Part IBackground and Related Work17

Chapter 1IntroductionCryptography is the study of mathematical techniques that ensure the confidentiality and integrity of information. Cryptography is one of the oldest fields of technical study which we can find records of. Going back to 1900 BC, cryptography isfound in non-standard hieroglyphs carved into monuments from the Old Kingdomof Egypt [108]. Modern cryptography started out as classified military technology,but now has become very common in our daily lives. Cryptography is not onlyused in banking cards, secure websites and electronic signatures, but also in publictransport cards, car keys, and building passes.Block cipher is one of the main tools in cryptography; It uses a secret key totransform a plaintext into a ciphertext in such a way that this secret key is neededto recover the original plaintext. During the last 30 years, the academic researchon the security of block ciphers has evolved from an empirical way to solve theproblem of designing a secure algorithm towards a list of well-understood and wellestablished security properties that a block cipher must fulfil in order to be secure.Unfortunately, the security of a block cipher is still heavily dependent on the talent,the intuition, and the time at disposal of the people attempting to break it!Currently, because of the continuously growing impact of mobile phones,smart cards, RFID tags, sensor networks, and the rapid development in the Internet of Things (IoT), there is a huge demand to provide security and to designsuitable cryptographic algorithms that can be efficiently implemented in resourceconstrained devices. The area of cryptography that studies the design and the sec

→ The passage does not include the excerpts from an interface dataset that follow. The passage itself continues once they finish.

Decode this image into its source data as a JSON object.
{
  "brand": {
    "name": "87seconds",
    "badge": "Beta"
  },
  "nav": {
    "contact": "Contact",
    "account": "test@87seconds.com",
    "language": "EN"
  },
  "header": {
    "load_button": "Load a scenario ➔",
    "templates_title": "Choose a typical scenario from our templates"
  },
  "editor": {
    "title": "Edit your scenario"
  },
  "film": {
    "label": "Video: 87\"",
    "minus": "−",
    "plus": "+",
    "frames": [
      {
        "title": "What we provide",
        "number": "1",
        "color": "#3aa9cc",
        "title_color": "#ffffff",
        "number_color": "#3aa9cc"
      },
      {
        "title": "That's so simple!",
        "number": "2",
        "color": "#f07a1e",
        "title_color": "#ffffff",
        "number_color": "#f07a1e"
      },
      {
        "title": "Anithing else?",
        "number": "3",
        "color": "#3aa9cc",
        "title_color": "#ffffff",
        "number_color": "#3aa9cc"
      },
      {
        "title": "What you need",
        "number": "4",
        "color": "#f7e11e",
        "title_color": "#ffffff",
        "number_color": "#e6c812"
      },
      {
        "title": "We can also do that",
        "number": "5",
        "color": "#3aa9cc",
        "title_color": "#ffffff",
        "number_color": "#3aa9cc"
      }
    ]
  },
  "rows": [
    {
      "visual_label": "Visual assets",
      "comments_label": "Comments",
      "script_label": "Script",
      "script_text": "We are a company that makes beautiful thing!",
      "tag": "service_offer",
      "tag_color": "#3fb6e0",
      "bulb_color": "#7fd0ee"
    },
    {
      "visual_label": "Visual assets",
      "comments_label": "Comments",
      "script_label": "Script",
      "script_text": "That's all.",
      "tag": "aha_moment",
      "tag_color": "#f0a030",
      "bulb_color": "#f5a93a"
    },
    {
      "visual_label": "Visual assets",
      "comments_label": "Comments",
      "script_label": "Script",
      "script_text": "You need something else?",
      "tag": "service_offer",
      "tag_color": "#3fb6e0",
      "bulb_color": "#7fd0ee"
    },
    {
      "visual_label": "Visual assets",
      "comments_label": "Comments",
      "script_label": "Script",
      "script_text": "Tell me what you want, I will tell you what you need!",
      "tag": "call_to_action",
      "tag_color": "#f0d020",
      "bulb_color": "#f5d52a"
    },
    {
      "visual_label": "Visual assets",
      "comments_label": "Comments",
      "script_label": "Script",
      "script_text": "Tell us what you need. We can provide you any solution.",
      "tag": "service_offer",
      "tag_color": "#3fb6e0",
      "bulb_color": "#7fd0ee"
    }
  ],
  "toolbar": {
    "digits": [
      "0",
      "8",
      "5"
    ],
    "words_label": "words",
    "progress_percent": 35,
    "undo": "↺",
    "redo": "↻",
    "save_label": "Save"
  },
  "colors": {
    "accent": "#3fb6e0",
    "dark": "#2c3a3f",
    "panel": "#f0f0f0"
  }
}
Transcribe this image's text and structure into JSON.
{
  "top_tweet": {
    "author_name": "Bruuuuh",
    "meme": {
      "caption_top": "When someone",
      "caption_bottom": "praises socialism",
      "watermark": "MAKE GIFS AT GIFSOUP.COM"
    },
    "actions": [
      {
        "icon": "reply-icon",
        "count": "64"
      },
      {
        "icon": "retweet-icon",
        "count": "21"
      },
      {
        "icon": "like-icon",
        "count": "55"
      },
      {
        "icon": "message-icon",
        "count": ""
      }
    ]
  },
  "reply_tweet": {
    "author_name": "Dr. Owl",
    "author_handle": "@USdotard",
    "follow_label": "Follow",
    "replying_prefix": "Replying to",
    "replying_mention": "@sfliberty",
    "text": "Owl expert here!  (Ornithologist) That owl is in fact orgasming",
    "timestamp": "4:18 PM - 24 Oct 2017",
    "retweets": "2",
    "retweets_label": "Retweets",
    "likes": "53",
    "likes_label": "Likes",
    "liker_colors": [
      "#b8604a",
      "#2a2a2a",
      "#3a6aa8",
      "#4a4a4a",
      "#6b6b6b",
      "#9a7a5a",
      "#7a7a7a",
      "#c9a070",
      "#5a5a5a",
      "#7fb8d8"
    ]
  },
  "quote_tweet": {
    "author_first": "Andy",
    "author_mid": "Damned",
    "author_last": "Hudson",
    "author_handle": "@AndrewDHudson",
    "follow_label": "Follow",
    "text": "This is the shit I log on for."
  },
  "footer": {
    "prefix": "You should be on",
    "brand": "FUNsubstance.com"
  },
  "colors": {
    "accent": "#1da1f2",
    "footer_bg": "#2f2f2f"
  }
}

cryptocurrency systems such as Bitcoin and we introduce an optimized attack on . I would like to express my sincere gratitude to my supervisor Dr. Nicolas Courtois for his guidance and advice throughout my rese